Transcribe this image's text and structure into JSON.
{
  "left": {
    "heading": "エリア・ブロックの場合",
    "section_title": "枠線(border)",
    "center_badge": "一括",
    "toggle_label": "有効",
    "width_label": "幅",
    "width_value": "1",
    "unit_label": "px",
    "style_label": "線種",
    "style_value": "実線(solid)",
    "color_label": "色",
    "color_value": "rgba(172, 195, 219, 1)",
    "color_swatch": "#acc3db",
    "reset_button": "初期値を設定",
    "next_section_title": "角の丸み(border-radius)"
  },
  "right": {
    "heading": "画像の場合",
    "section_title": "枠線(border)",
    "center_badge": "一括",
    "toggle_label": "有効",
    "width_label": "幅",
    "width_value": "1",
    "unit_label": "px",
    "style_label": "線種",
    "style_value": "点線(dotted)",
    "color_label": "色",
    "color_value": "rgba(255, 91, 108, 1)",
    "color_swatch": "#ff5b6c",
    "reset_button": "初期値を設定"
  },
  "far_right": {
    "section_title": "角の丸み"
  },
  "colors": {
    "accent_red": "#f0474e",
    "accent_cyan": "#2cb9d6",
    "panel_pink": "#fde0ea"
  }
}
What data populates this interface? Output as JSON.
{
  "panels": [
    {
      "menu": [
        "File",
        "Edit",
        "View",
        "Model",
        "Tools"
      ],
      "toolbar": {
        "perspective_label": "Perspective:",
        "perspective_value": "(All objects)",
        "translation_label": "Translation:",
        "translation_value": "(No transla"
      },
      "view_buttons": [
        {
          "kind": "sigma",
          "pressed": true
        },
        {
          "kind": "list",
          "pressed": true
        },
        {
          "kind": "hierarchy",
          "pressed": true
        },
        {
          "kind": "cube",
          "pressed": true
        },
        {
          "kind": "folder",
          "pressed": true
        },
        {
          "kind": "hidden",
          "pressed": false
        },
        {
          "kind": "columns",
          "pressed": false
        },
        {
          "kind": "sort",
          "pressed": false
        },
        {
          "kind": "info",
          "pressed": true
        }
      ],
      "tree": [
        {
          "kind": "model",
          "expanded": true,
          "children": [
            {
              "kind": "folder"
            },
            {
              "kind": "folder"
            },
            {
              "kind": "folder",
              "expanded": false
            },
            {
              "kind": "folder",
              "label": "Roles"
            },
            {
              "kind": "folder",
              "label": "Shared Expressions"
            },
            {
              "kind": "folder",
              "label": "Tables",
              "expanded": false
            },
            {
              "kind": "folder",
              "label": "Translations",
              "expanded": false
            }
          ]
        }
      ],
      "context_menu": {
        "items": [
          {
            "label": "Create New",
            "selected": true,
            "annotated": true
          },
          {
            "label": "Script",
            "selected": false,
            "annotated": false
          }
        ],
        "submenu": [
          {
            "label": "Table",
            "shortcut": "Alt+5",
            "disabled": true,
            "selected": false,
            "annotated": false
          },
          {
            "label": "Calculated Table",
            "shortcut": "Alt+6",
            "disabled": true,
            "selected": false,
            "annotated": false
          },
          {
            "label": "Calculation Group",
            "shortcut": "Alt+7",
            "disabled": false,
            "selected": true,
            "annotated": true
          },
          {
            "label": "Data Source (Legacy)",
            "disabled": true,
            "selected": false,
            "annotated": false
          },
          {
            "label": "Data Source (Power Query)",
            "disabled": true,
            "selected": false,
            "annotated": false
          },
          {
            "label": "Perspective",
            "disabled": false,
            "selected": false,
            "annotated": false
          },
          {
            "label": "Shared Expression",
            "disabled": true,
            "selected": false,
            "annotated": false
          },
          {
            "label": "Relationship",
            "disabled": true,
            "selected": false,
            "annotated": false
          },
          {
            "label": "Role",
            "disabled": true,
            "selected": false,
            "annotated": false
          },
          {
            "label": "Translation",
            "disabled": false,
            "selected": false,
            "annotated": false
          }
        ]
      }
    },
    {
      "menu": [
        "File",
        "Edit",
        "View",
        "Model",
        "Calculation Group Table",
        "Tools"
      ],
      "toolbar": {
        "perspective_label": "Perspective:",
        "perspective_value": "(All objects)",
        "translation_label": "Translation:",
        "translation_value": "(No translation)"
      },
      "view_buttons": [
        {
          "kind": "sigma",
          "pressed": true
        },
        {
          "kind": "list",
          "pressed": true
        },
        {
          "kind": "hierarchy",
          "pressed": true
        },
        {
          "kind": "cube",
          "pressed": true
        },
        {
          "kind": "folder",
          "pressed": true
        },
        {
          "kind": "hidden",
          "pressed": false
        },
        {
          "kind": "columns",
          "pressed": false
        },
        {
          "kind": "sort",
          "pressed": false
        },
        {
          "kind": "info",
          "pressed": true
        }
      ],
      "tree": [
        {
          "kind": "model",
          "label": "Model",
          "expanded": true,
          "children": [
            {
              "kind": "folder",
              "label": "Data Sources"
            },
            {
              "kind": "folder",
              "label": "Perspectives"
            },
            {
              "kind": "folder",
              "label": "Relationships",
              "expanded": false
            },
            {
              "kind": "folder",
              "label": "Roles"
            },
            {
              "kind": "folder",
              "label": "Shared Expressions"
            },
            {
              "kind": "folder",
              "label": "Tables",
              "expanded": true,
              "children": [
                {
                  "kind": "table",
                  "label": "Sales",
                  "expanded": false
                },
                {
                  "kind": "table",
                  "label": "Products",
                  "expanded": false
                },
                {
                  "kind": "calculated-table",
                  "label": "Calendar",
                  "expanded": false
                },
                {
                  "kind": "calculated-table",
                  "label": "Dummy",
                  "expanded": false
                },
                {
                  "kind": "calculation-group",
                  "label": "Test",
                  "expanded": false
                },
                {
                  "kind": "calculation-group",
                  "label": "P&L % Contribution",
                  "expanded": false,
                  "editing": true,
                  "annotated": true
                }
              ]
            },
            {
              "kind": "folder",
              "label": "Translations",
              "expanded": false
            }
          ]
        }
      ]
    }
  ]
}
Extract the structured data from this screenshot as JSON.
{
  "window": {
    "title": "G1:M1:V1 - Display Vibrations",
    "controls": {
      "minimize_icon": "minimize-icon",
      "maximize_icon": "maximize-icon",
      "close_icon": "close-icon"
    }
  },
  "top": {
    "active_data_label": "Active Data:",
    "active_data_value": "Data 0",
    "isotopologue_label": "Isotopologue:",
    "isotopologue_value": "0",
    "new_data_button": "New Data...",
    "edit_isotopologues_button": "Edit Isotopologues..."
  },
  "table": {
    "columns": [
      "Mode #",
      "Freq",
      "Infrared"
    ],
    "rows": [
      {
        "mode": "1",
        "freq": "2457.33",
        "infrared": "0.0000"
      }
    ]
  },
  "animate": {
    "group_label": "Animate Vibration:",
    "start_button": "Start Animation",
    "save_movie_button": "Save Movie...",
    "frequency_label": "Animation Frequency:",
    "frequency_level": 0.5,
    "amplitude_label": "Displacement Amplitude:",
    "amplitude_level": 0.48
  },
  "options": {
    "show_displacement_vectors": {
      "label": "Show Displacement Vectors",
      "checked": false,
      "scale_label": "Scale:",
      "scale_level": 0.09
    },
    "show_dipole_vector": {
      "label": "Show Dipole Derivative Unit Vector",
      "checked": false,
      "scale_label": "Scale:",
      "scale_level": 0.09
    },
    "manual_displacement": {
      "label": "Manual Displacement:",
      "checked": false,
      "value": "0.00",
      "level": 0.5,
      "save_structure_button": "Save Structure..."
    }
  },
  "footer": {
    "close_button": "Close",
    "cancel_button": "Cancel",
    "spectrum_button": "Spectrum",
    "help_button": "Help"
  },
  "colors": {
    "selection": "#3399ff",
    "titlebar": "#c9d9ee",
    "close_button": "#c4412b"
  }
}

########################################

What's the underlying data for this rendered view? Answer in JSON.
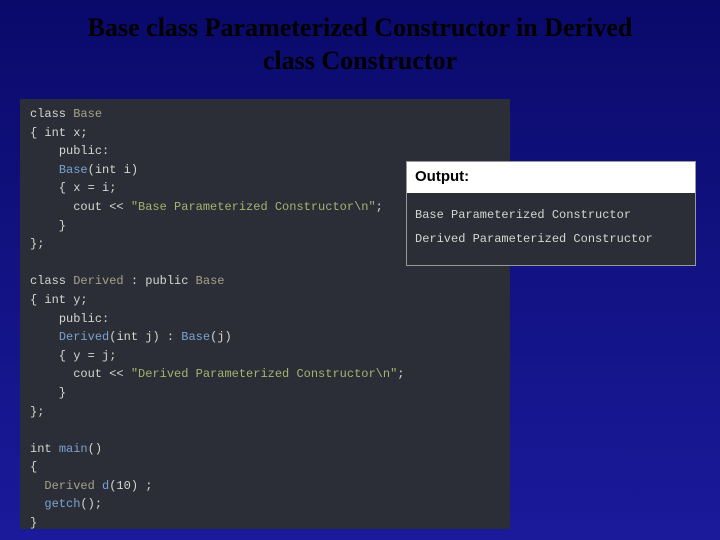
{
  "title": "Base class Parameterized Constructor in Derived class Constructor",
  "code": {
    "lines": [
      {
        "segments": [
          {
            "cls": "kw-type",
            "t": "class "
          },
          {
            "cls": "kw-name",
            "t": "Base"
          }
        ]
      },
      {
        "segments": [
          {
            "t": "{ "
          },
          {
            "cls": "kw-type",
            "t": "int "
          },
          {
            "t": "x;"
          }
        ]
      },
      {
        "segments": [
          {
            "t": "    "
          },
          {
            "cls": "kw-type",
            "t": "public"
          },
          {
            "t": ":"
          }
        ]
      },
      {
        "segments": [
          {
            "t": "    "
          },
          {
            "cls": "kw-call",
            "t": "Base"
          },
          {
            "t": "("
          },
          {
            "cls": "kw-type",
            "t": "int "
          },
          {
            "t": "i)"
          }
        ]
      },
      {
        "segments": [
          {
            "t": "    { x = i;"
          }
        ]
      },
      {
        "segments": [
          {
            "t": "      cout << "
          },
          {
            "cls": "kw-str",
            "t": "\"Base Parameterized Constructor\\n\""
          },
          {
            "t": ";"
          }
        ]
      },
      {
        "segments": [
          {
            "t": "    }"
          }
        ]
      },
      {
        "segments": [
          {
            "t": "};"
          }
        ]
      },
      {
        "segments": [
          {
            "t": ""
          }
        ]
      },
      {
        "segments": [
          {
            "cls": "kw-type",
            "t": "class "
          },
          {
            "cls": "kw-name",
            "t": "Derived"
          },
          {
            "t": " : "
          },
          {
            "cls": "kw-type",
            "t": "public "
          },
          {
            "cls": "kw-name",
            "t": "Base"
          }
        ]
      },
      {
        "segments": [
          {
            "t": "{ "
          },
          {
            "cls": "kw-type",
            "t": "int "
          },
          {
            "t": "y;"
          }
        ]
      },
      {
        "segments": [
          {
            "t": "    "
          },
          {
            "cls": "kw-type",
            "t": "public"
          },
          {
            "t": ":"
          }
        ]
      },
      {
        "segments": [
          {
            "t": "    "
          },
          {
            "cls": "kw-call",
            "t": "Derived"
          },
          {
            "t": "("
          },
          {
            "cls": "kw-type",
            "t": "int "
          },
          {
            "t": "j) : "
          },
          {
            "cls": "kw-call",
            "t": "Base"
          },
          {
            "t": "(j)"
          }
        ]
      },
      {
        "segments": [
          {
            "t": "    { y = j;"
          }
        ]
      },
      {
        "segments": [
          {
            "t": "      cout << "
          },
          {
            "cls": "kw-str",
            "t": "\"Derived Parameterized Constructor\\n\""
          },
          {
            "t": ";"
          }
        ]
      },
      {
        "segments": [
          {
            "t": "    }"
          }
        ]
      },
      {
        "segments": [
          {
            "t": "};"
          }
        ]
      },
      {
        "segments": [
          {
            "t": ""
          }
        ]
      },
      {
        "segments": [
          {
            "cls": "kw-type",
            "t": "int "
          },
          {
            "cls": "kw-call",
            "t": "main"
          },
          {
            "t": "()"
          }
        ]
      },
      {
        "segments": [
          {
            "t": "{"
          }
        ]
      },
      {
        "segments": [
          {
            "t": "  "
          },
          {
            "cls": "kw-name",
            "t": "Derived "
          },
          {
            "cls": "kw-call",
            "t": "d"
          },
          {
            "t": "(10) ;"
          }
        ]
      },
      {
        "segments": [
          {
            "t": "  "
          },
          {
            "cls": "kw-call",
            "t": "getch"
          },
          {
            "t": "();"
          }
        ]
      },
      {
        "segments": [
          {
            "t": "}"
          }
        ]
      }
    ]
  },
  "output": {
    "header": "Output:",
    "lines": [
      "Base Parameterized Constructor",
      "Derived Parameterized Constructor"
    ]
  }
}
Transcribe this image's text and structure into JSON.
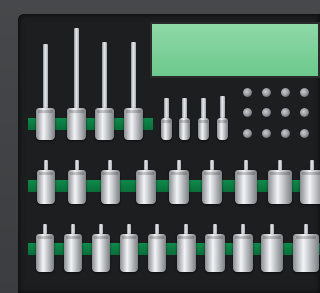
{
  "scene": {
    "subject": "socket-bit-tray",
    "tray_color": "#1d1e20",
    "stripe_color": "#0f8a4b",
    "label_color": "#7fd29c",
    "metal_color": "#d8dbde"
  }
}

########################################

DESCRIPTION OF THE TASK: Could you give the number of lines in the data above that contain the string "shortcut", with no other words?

SOLUTION TO THIS PROBLEM: 3